The U.S. Attorney’s Office for the Southern District of New York has written to the mayor and other city officials advising them that an investigation has revealed systematic tolerance of abuse of adolescent inmates on Rikers Island. U.S. Attorney Preet Bharara concluded that “adolescent inmates at Rikers are not adequately protected from harm, including serious physical harm from the rampant use of unnecessary and excessive force by [guards].” The U.S. Attorney identified a “culture of violence” and further faulted the Department of Correction for relying far too often on solitary confinement, which has been shown to cause terrible mental and emotional problems. The incidence of reports of violence was highest in areas of the jail that lacked video surveillance.
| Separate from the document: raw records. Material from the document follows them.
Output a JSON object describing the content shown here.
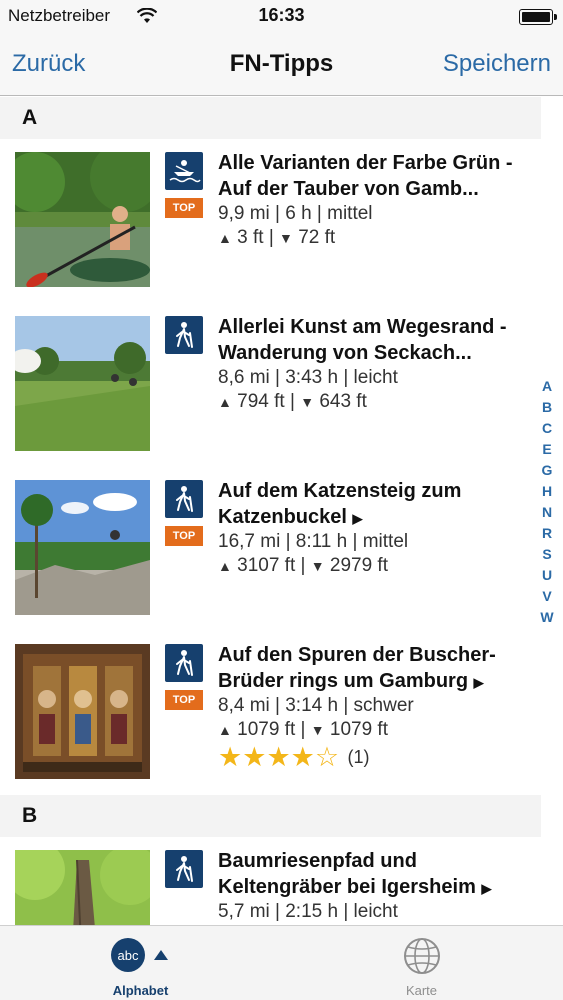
{
  "status_bar": {
    "carrier": "Netzbetreiber",
    "time": "16:33"
  },
  "nav": {
    "back_label": "Zurück",
    "title": "FN-Tipps",
    "save_label": "Speichern"
  },
  "sections": [
    {
      "letter": "A",
      "tours": [
        {
          "title": "Alle Varianten der Farbe Grün - Auf der Tauber von Gamb...",
          "activity_icon": "canoe-icon",
          "top": "TOP",
          "stats": "9,9 mi | 6 h | mittel",
          "ascent": "3 ft",
          "descent": "72 ft"
        },
        {
          "title": "Allerlei Kunst am Wegesrand - Wanderung von Seckach...",
          "activity_icon": "hiking-icon",
          "stats": "8,6 mi | 3:43 h | leicht",
          "ascent": "794 ft",
          "descent": "643 ft"
        },
        {
          "title": "Auf dem Katzensteig zum Katzenbuckel",
          "activity_icon": "hiking-icon",
          "top": "TOP",
          "stats": "16,7 mi | 8:11 h | mittel",
          "ascent": "3107 ft",
          "descent": "2979 ft"
        },
        {
          "title": "Auf den Spuren der Buscher-Brüder rings um Gamburg",
          "activity_icon": "hiking-icon",
          "top": "TOP",
          "stats": "8,4 mi | 3:14 h | schwer",
          "ascent": "1079 ft",
          "descent": "1079 ft",
          "rating_stars": 4,
          "rating_max": 5,
          "rating_count": "(1)"
        }
      ]
    },
    {
      "letter": "B",
      "tours": [
        {
          "title": "Baumriesenpfad und Keltengräber bei Igersheim",
          "activity_icon": "hiking-icon",
          "stats": "5,7 mi | 2:15 h | leicht"
        }
      ]
    }
  ],
  "alphabet_index": [
    "A",
    "B",
    "C",
    "E",
    "G",
    "H",
    "N",
    "R",
    "S",
    "U",
    "V",
    "W"
  ],
  "tabs": [
    {
      "label": "Alphabet",
      "icon": "abc-icon",
      "active": true
    },
    {
      "label": "Karte",
      "icon": "globe-icon",
      "active": false
    }
  ],
  "colors": {
    "accent_blue": "#2b6aa6",
    "badge_orange": "#e36c1c",
    "icon_navy": "#16406e",
    "star_gold": "#f3b619"
  }
}
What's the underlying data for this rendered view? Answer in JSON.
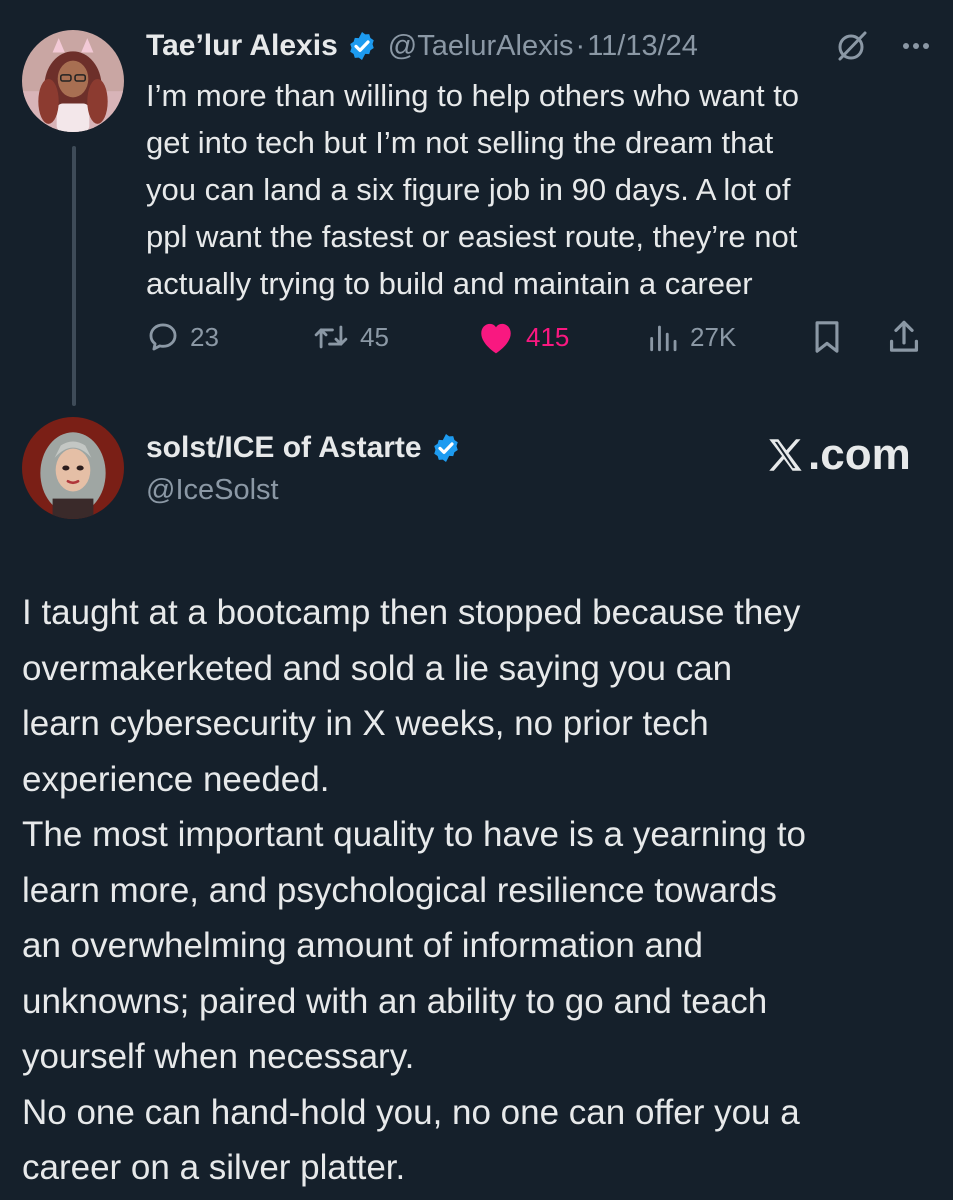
{
  "tweet1": {
    "author_name": "Tae’lur Alexis",
    "handle": "@TaelurAlexis",
    "separator": "·",
    "date": "11/13/24",
    "lines": [
      "I’m more than willing to help others who want to",
      "get into tech but I’m not selling the dream that",
      "you can land a six figure job in 90 days. A lot of",
      "ppl want the fastest or easiest route, they’re not",
      "actually trying to build and maintain a career"
    ],
    "actions": {
      "replies": "23",
      "reposts": "45",
      "likes": "415",
      "views": "27K"
    },
    "icons": [
      "verified-badge-icon",
      "grok-icon",
      "more-icon",
      "reply-icon",
      "repost-icon",
      "heart-icon",
      "views-icon",
      "bookmark-icon",
      "share-icon"
    ],
    "like_color": "#f91880"
  },
  "tweet2": {
    "author_name": "solst/ICE of Astarte",
    "handle": "@IceSolst",
    "watermark_suffix": ".com",
    "lines": [
      "I taught at a bootcamp then stopped because they",
      "overmakerketed and sold a lie saying you can",
      "learn cybersecurity in X weeks, no prior tech",
      "experience needed.",
      "The most important quality to have is a yearning to",
      "learn more, and psychological resilience towards",
      "an overwhelming amount of information and",
      "unknowns; paired with an ability to go and teach",
      "yourself when necessary.",
      "No one can hand-hold you, no one can offer you a",
      "career on a silver platter."
    ]
  },
  "theme": {
    "background": "#15202b",
    "text": "#e7e9ea",
    "muted": "#8b98a5",
    "verified": "#1d9bf0"
  }
}
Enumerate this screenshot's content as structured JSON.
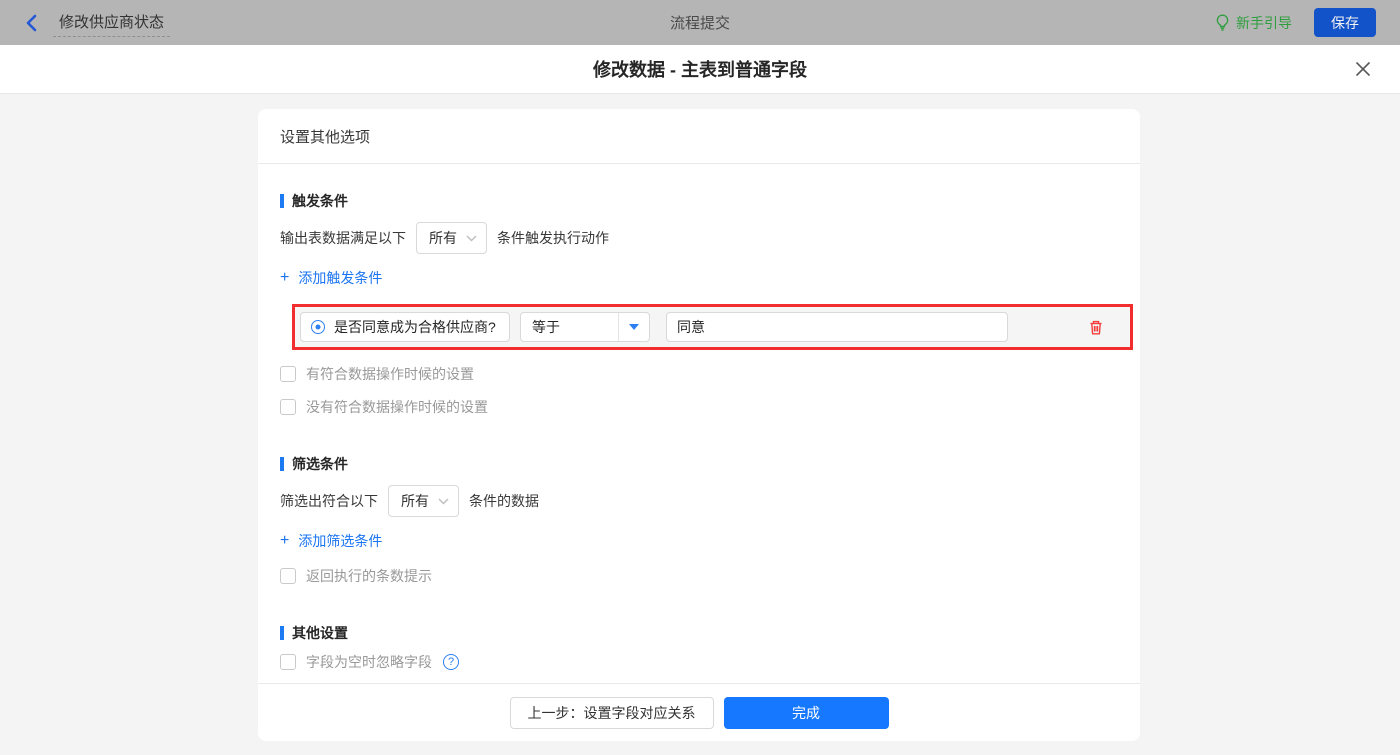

If someone you love is incarcerated at Rikers Island, the report confirms what you already knew: he is in immediate danger.
The U.S. attorney’s recognition of an old problem is welcome, but Rikers’s youth facilities — three of the ten facilities on the island hold 16- and 17-year-old inmates — have been a tinderbox of violence and neglect for at least twenty years and probably longer. In our experience, the Department of Correction’s internal review process for allegations of violence is quite literally a joke: a Soviet-style bureaucracy aware of its own uselessness. Most violence goes totally unreported and those who do report being assaulted are frequently subjected to retribution by guards and inmates alike. The only meaningful redress for those injured is to sue in court.
At the same time, a small but courageous cadre of civil rights attorneys works through the courts to shine light on a brutal, closed system. Journalists at the Village Voice and other media have picked up on the problem, but gotten little response. Input and support from the federal government is welcome: Mr. Bharara’s 79-page report should help the City, judges, and juries take the claims of boys injured at Rikers more seriously. It provides details of the “pattern and practice” which must be proved in court to show that the City — not just an individual corrections officer — is responsible for an inmate’s injuries. In conclusion, it threatens further federal action, including a lawsuit, if the City fails to address the problem.